What you need to do —
Go through the listing below and return each line that includes "restricted".

Source data —
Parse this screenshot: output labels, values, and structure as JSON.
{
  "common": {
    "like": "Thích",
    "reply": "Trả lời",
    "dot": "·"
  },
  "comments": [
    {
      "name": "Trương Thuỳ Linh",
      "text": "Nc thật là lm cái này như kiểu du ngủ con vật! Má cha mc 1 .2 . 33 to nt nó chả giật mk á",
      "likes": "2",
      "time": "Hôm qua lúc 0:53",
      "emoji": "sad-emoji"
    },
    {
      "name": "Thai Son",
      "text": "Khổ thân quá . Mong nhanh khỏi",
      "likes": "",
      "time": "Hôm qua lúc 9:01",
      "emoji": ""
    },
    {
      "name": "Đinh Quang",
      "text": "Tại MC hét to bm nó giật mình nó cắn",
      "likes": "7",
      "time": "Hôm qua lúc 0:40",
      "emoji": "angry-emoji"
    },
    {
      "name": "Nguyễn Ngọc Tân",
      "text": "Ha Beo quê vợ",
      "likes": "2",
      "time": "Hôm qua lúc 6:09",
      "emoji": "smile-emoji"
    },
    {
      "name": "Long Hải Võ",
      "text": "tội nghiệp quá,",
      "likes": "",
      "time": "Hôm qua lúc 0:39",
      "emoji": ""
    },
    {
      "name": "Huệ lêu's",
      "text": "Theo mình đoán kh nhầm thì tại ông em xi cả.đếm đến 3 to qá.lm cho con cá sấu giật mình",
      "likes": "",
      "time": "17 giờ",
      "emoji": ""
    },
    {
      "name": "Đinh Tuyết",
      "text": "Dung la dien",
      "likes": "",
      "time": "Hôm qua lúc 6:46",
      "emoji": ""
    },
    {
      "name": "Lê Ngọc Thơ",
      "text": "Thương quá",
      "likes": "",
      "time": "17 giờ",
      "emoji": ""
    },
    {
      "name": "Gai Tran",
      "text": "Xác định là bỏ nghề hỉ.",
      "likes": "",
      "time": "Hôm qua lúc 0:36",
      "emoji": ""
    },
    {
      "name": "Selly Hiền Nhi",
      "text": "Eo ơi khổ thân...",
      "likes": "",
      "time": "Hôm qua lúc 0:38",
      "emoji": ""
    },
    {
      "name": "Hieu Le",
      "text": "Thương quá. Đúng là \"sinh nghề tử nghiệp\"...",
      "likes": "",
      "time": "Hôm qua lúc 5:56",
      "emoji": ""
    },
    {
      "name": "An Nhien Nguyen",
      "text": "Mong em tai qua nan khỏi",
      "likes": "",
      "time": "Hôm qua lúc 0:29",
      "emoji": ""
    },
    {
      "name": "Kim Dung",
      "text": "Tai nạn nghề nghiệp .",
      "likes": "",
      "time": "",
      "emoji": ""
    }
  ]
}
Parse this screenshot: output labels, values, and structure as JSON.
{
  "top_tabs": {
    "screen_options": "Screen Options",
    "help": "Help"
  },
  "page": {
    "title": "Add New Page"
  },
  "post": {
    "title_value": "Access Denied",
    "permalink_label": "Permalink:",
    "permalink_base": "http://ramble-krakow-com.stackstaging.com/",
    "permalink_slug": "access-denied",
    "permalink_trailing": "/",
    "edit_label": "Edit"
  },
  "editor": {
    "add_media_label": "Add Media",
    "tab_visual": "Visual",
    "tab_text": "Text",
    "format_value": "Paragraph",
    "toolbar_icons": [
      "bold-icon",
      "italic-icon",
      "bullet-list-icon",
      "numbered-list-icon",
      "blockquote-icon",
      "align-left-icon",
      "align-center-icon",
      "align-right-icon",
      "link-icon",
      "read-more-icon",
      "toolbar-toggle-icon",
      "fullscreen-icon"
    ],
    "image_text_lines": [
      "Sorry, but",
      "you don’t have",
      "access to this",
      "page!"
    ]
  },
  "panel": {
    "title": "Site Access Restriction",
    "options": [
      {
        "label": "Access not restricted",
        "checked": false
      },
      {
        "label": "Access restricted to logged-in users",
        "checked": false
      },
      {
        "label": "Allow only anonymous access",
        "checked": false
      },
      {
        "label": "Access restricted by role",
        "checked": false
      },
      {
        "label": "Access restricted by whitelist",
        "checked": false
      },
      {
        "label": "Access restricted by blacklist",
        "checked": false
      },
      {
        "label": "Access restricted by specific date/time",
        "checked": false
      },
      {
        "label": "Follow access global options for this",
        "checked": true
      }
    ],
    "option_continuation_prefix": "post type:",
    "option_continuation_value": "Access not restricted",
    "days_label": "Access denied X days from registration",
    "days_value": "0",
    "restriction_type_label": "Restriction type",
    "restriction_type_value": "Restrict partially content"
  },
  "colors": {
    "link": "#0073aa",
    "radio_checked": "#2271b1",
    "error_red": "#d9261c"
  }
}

Answer below —
        "label": "Access not restricted",
        "label": "Access restricted to logged-in users",
        "label": "Access restricted by role",
        "label": "Access restricted by whitelist",
        "label": "Access restricted by blacklist",
        "label": "Access restricted by specific date/time",
    "option_continuation_value": "Access not restricted",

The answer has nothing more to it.